(IHS CERAWeek, one of the world’s top energy conferences, takes place in Houston April 20-24)
HOUSTON – Conventional wisdom holds that come June a pending $5.3 billion tax break in the No. 2 U.S. oil producing state, combined with a modest uptick in oil prices, will unleash a tsunami of new shale crude supply so big that prices may slump again.
Just one problem with that scenario: oil producers say this is not going to happen.
The fear of a worsening supply glut, a recurring theme of many industry research reports and conferences over the past two months, is based on a view that U.S. shale producers have built up a heavy backlog of drilled but uncompleted wells (DUCs) that can be turned on quickly.
The assumption is that oil firms will finish work on those wells, known as “ducks” in the industry jargon, once oil prices recover further and North Dakota activates its tax relief in response to a long market slump.
Crude prices are up so far 13 percent this month, but still almost 50 percent below mid-2014 highs after a long slide.
“You know you have an 800-pound gorilla that is potentially going to come after you if the price (of oil) goes up,” Jackson Hockley, an analyst at wealth manager Northern Trust recently told clients in Houston about such fears.
Yet oil companies say neither the tax break nor the recent uptick in oil prices, which they regard as unpredictable in the short-term, will have much of an impact on their plans.

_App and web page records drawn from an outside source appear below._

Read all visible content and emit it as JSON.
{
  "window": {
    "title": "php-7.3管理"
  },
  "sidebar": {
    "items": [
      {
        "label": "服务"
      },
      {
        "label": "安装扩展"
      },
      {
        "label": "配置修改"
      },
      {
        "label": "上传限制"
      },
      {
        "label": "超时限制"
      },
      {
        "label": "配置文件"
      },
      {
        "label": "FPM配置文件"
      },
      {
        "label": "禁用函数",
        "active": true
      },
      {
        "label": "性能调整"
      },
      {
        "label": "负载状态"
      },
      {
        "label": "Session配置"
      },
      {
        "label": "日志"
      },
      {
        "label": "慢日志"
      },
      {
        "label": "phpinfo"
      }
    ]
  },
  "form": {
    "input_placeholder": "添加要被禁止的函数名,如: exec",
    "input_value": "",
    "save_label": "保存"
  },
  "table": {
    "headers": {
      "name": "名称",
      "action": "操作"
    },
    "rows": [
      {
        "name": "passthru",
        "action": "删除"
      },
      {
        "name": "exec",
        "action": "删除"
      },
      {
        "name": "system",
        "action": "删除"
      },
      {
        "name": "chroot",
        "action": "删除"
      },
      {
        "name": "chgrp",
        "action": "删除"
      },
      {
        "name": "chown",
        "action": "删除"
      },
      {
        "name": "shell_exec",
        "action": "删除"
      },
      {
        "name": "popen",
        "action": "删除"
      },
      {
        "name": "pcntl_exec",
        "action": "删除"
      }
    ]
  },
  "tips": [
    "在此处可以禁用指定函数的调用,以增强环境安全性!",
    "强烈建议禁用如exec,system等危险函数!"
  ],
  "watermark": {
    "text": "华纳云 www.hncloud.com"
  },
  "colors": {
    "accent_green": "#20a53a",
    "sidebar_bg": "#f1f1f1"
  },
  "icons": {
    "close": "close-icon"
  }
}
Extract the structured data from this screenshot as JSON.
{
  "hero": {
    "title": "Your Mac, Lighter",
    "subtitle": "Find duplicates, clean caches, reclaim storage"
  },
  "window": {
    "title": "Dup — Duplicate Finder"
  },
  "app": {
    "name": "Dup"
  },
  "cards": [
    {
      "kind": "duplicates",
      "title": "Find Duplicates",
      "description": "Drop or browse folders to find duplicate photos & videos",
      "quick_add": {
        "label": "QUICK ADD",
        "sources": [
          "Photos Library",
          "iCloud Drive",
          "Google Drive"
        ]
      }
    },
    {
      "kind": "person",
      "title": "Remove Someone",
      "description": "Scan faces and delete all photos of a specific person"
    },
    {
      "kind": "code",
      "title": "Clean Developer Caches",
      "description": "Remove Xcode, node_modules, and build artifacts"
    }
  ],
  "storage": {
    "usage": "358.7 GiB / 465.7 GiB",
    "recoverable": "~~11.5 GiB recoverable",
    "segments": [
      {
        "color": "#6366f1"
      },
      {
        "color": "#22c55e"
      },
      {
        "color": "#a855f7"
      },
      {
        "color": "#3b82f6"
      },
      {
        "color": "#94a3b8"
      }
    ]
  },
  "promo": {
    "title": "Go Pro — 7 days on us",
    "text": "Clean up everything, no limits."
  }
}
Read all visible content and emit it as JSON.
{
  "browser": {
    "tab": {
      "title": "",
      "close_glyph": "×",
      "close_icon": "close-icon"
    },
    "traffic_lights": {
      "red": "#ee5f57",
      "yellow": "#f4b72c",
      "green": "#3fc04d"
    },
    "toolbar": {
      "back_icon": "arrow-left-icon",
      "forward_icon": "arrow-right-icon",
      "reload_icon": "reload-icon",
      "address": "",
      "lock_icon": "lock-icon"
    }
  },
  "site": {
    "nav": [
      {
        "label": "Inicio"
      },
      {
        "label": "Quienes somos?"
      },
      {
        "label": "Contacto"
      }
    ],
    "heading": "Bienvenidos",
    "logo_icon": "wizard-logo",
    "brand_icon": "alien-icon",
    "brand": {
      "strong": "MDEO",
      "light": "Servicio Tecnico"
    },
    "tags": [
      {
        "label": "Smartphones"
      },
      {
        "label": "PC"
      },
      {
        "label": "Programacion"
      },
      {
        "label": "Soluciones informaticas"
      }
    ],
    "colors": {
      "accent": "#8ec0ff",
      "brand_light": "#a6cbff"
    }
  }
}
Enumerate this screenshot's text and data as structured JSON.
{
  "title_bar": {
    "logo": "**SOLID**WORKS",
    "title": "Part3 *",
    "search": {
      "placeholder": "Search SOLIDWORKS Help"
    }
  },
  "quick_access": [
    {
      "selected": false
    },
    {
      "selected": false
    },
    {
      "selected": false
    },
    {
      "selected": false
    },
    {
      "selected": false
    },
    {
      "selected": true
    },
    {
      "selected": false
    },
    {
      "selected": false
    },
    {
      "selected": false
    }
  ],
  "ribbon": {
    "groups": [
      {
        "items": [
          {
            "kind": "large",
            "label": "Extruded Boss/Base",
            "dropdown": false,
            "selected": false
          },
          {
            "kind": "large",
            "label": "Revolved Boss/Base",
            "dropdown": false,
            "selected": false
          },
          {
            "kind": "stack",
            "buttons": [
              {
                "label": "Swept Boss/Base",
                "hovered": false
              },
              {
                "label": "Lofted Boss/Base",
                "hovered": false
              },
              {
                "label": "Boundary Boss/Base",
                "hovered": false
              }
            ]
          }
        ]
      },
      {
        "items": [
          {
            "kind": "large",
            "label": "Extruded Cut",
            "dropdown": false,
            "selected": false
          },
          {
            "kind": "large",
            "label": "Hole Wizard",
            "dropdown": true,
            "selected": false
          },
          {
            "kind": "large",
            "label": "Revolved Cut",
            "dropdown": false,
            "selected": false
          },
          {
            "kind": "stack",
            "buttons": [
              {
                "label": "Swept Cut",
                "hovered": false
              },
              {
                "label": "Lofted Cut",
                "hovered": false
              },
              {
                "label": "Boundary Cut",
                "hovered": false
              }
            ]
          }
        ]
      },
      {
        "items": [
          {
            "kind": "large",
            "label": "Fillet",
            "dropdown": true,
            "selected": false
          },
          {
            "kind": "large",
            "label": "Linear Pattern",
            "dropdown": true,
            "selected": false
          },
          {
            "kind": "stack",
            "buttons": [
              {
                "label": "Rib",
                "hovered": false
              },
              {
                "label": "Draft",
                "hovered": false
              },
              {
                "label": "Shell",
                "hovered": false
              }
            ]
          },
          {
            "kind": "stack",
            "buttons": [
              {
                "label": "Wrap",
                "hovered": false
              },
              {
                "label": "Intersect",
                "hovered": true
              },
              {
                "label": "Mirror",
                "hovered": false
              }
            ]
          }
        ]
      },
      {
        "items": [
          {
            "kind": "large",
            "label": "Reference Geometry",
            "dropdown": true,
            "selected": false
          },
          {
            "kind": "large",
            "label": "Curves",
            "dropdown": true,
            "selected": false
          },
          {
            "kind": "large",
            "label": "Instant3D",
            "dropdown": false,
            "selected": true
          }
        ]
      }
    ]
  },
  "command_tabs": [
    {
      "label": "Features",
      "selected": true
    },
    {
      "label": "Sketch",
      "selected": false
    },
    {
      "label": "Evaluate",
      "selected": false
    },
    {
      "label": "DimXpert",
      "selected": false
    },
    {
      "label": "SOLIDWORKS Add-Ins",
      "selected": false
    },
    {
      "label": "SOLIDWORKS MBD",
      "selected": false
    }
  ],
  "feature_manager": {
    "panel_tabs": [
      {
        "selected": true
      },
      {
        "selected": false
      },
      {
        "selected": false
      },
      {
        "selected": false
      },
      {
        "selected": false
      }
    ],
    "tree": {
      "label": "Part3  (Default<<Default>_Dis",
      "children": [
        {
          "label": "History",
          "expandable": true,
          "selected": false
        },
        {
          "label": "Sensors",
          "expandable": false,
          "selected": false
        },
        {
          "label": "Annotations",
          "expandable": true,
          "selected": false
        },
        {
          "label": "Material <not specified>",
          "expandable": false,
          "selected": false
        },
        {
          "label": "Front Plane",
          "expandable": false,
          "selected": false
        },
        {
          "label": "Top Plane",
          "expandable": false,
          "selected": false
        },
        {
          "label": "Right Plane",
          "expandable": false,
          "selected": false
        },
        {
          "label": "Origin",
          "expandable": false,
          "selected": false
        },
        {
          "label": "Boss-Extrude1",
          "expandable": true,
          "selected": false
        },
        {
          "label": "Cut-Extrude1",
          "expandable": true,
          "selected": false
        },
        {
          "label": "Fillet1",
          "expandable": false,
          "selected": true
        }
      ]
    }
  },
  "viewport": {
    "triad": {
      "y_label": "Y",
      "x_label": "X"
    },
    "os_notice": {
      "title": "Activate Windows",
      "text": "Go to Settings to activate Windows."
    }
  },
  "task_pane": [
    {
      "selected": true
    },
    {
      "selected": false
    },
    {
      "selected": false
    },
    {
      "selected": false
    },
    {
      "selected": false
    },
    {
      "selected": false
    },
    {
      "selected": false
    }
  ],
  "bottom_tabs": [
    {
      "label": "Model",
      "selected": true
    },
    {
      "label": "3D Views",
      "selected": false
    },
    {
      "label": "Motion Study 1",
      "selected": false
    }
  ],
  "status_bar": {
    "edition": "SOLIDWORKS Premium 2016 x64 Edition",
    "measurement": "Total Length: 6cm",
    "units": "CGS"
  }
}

For instance, Greg Hill, president of Hess Corp, the No. 3 producer in North Dakota, told Reuters the expected tax relief was “not material” for the company.
An analysis of data on “wells in progress” also suggests bearish analysts may have seriously overstated their production potential.
DROP IN A BARREL
Data on such wells from the 22 largest U.S. exploration and production companies crunched by research firm Bernstein show there are fewer than 400 wells on which companies have intentionally delayed work to conserve cash and wait out the price slump.
Those 400 wells would only add 60,000 to 80,000 barrels of production per day to global supply, Bernstein estimated.
In relative terms, that would represent less than 1 percent of U.S. daily supply and less than 0.1 percent of global daily output. It would also be just 5 percent of present oversupply, estimated at 1.6 million barrels per day, based on data from public agencies.
The U.S. onshore industry has been completing about 12,000 wells a year for the last three years, and the number of wells in progress normally hovers just under 3,500.
Lately that number has risen to under 4,000 and some analysts have taken that figure as representing the looming supply overhang rather than the 400 well marginal increase in the backlog that Bernstein has focused on.
Furthermore, the North Dakota tax relief not only applies to just one, albeit crucial oil region, but also pales compared with drillers’ overall expenses. For example, completion costs make 60 percent or more of a well’s total cost of around $6 million.
Jim Volker, chief executive of Whiting Petroleum Corp , North Dakota’s largest oil producer, told Reuters the pending tax break would only trim its expenses by 4 percent.
And even large companies, such as EOG Resources, which earlier this year sharply curbed fracking and let the number of uncompleted wells rise, are unlikely to simply flood the market once oil prices creep higher.
Such moves to build a “war chest” of wells are part of a strategy to bring them online slowly – not quickly – through 2016 as prices recover, an approach outlined by RBC Capital Markets analyst Scott Hanold in a recent report.
It would be also difficult both financially and logistically to complete unfinished wells within just a month or so, producers say.
Hess, Whiting and other firms say they need to keep on completing wells, albeit at a slower pace, if only to maintain existing relationships with Halliburton Co, Schlumberger and other oilfield service companies that do the actual work of fracking wells.
(Reporting by Ernest Scheyder and Anna Driver; Editing by Terry Wade and Tomasz Janowski)
This article was from Reuters and was legally licensed through the NewsCred publisher network.